> Problem details
The only acceptable output is every entry, printed exactly.

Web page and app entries
___

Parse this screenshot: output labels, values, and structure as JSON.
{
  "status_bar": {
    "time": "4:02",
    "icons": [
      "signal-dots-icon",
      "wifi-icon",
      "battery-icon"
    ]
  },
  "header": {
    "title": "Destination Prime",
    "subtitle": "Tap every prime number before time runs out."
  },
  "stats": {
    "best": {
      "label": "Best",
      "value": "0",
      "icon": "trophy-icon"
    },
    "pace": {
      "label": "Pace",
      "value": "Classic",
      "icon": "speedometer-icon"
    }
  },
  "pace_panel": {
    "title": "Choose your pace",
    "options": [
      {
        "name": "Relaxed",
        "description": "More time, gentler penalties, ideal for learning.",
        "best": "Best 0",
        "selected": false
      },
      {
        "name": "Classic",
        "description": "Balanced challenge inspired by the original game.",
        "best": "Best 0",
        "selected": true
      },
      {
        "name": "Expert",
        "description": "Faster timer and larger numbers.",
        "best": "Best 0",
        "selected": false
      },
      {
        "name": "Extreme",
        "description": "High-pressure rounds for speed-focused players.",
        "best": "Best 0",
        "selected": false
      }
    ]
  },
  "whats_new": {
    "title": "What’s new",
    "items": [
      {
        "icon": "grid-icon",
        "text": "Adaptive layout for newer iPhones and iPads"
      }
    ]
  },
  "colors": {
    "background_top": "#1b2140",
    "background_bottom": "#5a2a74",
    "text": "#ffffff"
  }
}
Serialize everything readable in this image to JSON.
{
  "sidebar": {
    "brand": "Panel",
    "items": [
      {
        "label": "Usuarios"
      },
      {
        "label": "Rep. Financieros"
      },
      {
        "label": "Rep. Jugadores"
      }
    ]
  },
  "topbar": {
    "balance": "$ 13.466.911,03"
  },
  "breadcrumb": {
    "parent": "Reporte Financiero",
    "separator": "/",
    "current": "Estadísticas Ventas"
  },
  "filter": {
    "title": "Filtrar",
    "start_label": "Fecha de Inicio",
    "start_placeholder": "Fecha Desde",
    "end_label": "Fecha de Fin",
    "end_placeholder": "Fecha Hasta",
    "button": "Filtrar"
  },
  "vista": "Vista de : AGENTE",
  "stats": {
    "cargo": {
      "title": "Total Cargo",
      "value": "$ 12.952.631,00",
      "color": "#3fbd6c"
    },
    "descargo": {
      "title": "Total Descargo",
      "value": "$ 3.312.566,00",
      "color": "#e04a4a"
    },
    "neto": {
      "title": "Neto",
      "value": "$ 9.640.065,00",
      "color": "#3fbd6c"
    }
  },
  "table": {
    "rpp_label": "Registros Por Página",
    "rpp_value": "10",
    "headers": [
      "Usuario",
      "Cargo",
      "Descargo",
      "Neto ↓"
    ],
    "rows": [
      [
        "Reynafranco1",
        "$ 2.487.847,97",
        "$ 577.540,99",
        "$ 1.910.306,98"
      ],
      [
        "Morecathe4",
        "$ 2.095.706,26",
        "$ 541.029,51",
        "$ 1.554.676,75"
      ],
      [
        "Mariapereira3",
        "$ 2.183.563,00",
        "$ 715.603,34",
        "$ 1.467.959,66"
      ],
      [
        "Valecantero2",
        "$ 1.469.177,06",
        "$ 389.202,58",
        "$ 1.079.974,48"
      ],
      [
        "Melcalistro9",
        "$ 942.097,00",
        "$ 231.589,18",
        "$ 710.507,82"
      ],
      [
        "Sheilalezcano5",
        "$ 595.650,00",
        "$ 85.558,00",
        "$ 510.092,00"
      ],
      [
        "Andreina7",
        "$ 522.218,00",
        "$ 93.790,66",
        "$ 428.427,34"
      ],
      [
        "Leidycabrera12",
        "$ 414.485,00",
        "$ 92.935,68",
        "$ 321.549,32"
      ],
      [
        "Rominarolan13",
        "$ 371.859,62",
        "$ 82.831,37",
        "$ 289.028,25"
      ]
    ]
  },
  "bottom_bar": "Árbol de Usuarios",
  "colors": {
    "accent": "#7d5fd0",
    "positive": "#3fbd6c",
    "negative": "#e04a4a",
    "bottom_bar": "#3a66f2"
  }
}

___

> Response to this exercise
Parse this screenshot: output labels, values, and structure as JSON.
{
  "status_bar": {
    "time": "4:02",
    "icons": [
      "signal-dots-icon",
      "wifi-icon",
      "battery-icon"
    ]
  },
  "header": {
    "title": "Destination Prime",
    "subtitle": "Tap every prime number before time runs out."
  },
  "stats": {
    "best": {
      "label": "Best",
      "value": "0",
      "icon": "trophy-icon"
    },
    "pace": {
      "label": "Pace",
      "value": "Classic",
      "icon": "speedometer-icon"
    }
  },
  "pace_panel": {
    "title": "Choose your pace",
    "options": [
      {
        "name": "Relaxed",
        "description": "More time, gentler penalties, ideal for learning.",
        "best": "Best 0",
        "selected": false
      },
      {
        "name": "Classic",
        "description": "Balanced challenge inspired by the original game.",
        "best": "Best 0",
        "selected": true
      },
      {
        "name": "Expert",
        "description": "Faster timer and larger numbers.",
        "best": "Best 0",
        "selected": false
      },
      {
        "name": "Extreme",
        "description": "High-pressure rounds for speed-focused players.",
        "best": "Best 0",
        "selected": false
      }
    ]
  },
  "whats_new": {
    "title": "What’s new",
    "items": [
      {
        "icon": "grid-icon",
        "text": "Adaptive layout for newer iPhones and iPads"
      }
    ]
  },
  "colors": {
    "background_top": "#1b2140",
    "background_bottom": "#5a2a74",
    "text": "#ffffff"
  }
}
Serialize everything readable in this image to JSON.
{
  "sidebar": {
    "brand": "Panel",
    "items": [
      {
        "label": "Usuarios"
      },
      {
        "label": "Rep. Financieros"
      },
      {
        "label": "Rep. Jugadores"
      }
    ]
  },
  "topbar": {
    "balance": "$ 13.466.911,03"
  },
  "breadcrumb": {
    "parent": "Reporte Financiero",
    "separator": "/",
    "current": "Estadísticas Ventas"
  },
  "filter": {
    "title": "Filtrar",
    "start_label": "Fecha de Inicio",
    "start_placeholder": "Fecha Desde",
    "end_label": "Fecha de Fin",
    "end_placeholder": "Fecha Hasta",
    "button": "Filtrar"
  },
  "vista": "Vista de : AGENTE",
  "stats": {
    "cargo": {
      "title": "Total Cargo",
      "value": "$ 12.952.631,00",
      "color": "#3fbd6c"
    },
    "descargo": {
      "title": "Total Descargo",
      "value": "$ 3.312.566,00",
      "color": "#e04a4a"
    },
    "neto": {
      "title": "Neto",
      "value": "$ 9.640.065,00",
      "color": "#3fbd6c"
    }
  },
  "table": {
    "rpp_label": "Registros Por Página",
    "rpp_value": "10",
    "headers": [
      "Usuario",
      "Cargo",
      "Descargo",
      "Neto ↓"
    ],
    "rows": [
      [
        "Reynafranco1",
        "$ 2.487.847,97",
        "$ 577.540,99",
        "$ 1.910.306,98"
      ],
      [
        "Morecathe4",
        "$ 2.095.706,26",
        "$ 541.029,51",
        "$ 1.554.676,75"
      ],
      [
        "Mariapereira3",
        "$ 2.183.563,00",
        "$ 715.603,34",
        "$ 1.467.959,66"
      ],
      [
        "Valecantero2",
        "$ 1.469.177,06",
        "$ 389.202,58",
        "$ 1.079.974,48"
      ],
      [
        "Melcalistro9",
        "$ 942.097,00",
        "$ 231.589,18",
        "$ 710.507,82"
      ],
      [
        "Sheilalezcano5",
        "$ 595.650,00",
        "$ 85.558,00",
        "$ 510.092,00"
      ],
      [
        "Andreina7",
        "$ 522.218,00",
        "$ 93.790,66",
        "$ 428.427,34"
      ],
      [
        "Leidycabrera12",
        "$ 414.485,00",
        "$ 92.935,68",
        "$ 321.549,32"
      ],
      [
        "Rominarolan13",
        "$ 371.859,62",
        "$ 82.831,37",
        "$ 289.028,25"
      ]
    ]
  },
  "bottom_bar": "Árbol de Usuarios",
  "colors": {
    "accent": "#7d5fd0",
    "positive": "#3fbd6c",
    "negative": "#e04a4a",
    "bottom_bar": "#3a66f2"
  }
}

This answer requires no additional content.